[Aim of the exercise] Produce an exact copy of all the records.

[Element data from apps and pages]

= Beginning of Section =

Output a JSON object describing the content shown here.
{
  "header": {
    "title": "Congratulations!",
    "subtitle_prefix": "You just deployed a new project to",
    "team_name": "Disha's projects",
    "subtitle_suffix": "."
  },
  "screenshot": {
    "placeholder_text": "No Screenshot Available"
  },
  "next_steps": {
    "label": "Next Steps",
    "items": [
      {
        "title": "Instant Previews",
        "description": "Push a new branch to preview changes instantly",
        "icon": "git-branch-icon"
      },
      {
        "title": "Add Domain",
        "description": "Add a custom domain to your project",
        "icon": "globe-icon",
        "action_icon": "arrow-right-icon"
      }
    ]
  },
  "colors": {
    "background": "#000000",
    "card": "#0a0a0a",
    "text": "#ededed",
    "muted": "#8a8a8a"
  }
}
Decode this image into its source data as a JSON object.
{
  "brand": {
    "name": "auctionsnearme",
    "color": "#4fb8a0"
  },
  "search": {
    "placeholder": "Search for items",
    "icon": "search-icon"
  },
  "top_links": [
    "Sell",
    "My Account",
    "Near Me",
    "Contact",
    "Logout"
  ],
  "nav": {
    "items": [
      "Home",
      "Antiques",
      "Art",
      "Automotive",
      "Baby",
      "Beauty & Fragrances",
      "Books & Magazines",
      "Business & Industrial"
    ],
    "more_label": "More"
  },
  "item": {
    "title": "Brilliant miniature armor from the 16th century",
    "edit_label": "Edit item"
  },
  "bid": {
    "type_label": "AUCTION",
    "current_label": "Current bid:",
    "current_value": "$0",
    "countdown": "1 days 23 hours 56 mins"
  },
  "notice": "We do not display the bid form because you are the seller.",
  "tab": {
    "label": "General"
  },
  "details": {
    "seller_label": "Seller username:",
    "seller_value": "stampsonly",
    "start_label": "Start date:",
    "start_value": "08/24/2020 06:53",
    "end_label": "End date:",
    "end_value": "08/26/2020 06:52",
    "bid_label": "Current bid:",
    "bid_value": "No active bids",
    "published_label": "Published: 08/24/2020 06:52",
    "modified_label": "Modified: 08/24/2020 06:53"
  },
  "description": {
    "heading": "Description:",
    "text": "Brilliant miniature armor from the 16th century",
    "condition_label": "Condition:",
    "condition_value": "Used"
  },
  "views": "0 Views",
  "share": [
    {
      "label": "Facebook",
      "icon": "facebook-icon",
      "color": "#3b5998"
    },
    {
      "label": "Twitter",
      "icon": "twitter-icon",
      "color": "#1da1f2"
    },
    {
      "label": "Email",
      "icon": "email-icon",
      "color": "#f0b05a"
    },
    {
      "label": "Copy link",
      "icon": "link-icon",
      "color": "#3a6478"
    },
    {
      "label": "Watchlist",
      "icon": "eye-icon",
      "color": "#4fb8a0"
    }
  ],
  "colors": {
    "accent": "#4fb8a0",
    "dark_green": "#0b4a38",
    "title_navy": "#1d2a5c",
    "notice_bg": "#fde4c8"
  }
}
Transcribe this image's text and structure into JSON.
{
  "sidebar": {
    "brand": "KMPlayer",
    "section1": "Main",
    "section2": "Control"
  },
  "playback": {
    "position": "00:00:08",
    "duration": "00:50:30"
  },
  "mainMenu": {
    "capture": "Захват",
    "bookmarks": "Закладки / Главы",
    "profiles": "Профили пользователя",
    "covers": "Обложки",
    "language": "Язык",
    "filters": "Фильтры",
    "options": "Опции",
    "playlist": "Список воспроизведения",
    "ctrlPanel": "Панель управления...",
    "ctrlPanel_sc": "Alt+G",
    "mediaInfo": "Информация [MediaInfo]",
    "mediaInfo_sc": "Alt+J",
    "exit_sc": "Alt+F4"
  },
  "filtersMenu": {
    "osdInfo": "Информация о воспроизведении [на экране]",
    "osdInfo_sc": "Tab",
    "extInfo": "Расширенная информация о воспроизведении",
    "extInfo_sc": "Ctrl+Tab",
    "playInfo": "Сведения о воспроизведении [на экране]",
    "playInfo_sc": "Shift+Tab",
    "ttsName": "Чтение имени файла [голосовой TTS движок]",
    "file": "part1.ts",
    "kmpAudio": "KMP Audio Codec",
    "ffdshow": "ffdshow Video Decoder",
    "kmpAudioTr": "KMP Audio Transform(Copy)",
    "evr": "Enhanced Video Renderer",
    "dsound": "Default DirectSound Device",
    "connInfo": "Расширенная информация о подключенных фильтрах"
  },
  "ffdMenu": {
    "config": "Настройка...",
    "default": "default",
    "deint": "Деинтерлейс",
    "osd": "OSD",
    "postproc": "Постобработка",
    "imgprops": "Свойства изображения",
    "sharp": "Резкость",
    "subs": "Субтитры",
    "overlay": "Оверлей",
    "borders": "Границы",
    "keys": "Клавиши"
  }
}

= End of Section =

[The completed task]
Output a JSON object describing the content shown here.
{
  "header": {
    "title": "Congratulations!",
    "subtitle_prefix": "You just deployed a new project to",
    "team_name": "Disha's projects",
    "subtitle_suffix": "."
  },
  "screenshot": {
    "placeholder_text": "No Screenshot Available"
  },
  "next_steps": {
    "label": "Next Steps",
    "items": [
      {
        "title": "Instant Previews",
        "description": "Push a new branch to preview changes instantly",
        "icon": "git-branch-icon"
      },
      {
        "title": "Add Domain",
        "description": "Add a custom domain to your project",
        "icon": "globe-icon",
        "action_icon": "arrow-right-icon"
      }
    ]
  },
  "colors": {
    "background": "#000000",
    "card": "#0a0a0a",
    "text": "#ededed",
    "muted": "#8a8a8a"
  }
}
Decode this image into its source data as a JSON object.
{
  "brand": {
    "name": "auctionsnearme",
    "color": "#4fb8a0"
  },
  "search": {
    "placeholder": "Search for items",
    "icon": "search-icon"
  },
  "top_links": [
    "Sell",
    "My Account",
    "Near Me",
    "Contact",
    "Logout"
  ],
  "nav": {
    "items": [
      "Home",
      "Antiques",
      "Art",
      "Automotive",
      "Baby",
      "Beauty & Fragrances",
      "Books & Magazines",
      "Business & Industrial"
    ],
    "more_label": "More"
  },
  "item": {
    "title": "Brilliant miniature armor from the 16th century",
    "edit_label": "Edit item"
  },
  "bid": {
    "type_label": "AUCTION",
    "current_label": "Current bid:",
    "current_value": "$0",
    "countdown": "1 days 23 hours 56 mins"
  },
  "notice": "We do not display the bid form because you are the seller.",
  "tab": {
    "label": "General"
  },
  "details": {
    "seller_label": "Seller username:",
    "seller_value": "stampsonly",
    "start_label": "Start date:",
    "start_value": "08/24/2020 06:53",
    "end_label": "End date:",
    "end_value": "08/26/2020 06:52",
    "bid_label": "Current bid:",
    "bid_value": "No active bids",
    "published_label": "Published: 08/24/2020 06:52",
    "modified_label": "Modified: 08/24/2020 06:53"
  },
  "description": {
    "heading": "Description:",
    "text": "Brilliant miniature armor from the 16th century",
    "condition_label": "Condition:",
    "condition_value": "Used"
  },
  "views": "0 Views",
  "share": [
    {
      "label": "Facebook",
      "icon": "facebook-icon",
      "color": "#3b5998"
    },
    {
      "label": "Twitter",
      "icon": "twitter-icon",
      "color": "#1da1f2"
    },
    {
      "label": "Email",
      "icon": "email-icon",
      "color": "#f0b05a"
    },
    {
      "label": "Copy link",
      "icon": "link-icon",
      "color": "#3a6478"
    },
    {
      "label": "Watchlist",
      "icon": "eye-icon",
      "color": "#4fb8a0"
    }
  ],
  "colors": {
    "accent": "#4fb8a0",
    "dark_green": "#0b4a38",
    "title_navy": "#1d2a5c",
    "notice_bg": "#fde4c8"
  }
}
Transcribe this image's text and structure into JSON.
{
  "sidebar": {
    "brand": "KMPlayer",
    "section1": "Main",
    "section2": "Control"
  },
  "playback": {
    "position": "00:00:08",
    "duration": "00:50:30"
  },
  "mainMenu": {
    "capture": "Захват",
    "bookmarks": "Закладки / Главы",
    "profiles": "Профили пользователя",
    "covers": "Обложки",
    "language": "Язык",
    "filters": "Фильтры",
    "options": "Опции",
    "playlist": "Список воспроизведения",
    "ctrlPanel": "Панель управления...",
    "ctrlPanel_sc": "Alt+G",
    "mediaInfo": "Информация [MediaInfo]",
    "mediaInfo_sc": "Alt+J",
    "exit_sc": "Alt+F4"
  },
  "filtersMenu": {
    "osdInfo": "Информация о воспроизведении [на экране]",
    "osdInfo_sc": "Tab",
    "extInfo": "Расширенная информация о воспроизведении",
    "extInfo_sc": "Ctrl+Tab",
    "playInfo": "Сведения о воспроизведении [на экране]",
    "playInfo_sc": "Shift+Tab",
    "ttsName": "Чтение имени файла [голосовой TTS движок]",
    "file": "part1.ts",
    "kmpAudio": "KMP Audio Codec",
    "ffdshow": "ffdshow Video Decoder",
    "kmpAudioTr": "KMP Audio Transform(Copy)",
    "evr": "Enhanced Video Renderer",
    "dsound": "Default DirectSound Device",
    "connInfo": "Расширенная информация о подключенных фильтрах"
  },
  "ffdMenu": {
    "config": "Настройка...",
    "default": "default",
    "deint": "Деинтерлейс",
    "osd": "OSD",
    "postproc": "Постобработка",
    "imgprops": "Свойства изображения",
    "sharp": "Резкость",
    "subs": "Субтитры",
    "overlay": "Оверлей",
    "borders": "Границы",
    "keys": "Клавиши"
  }
}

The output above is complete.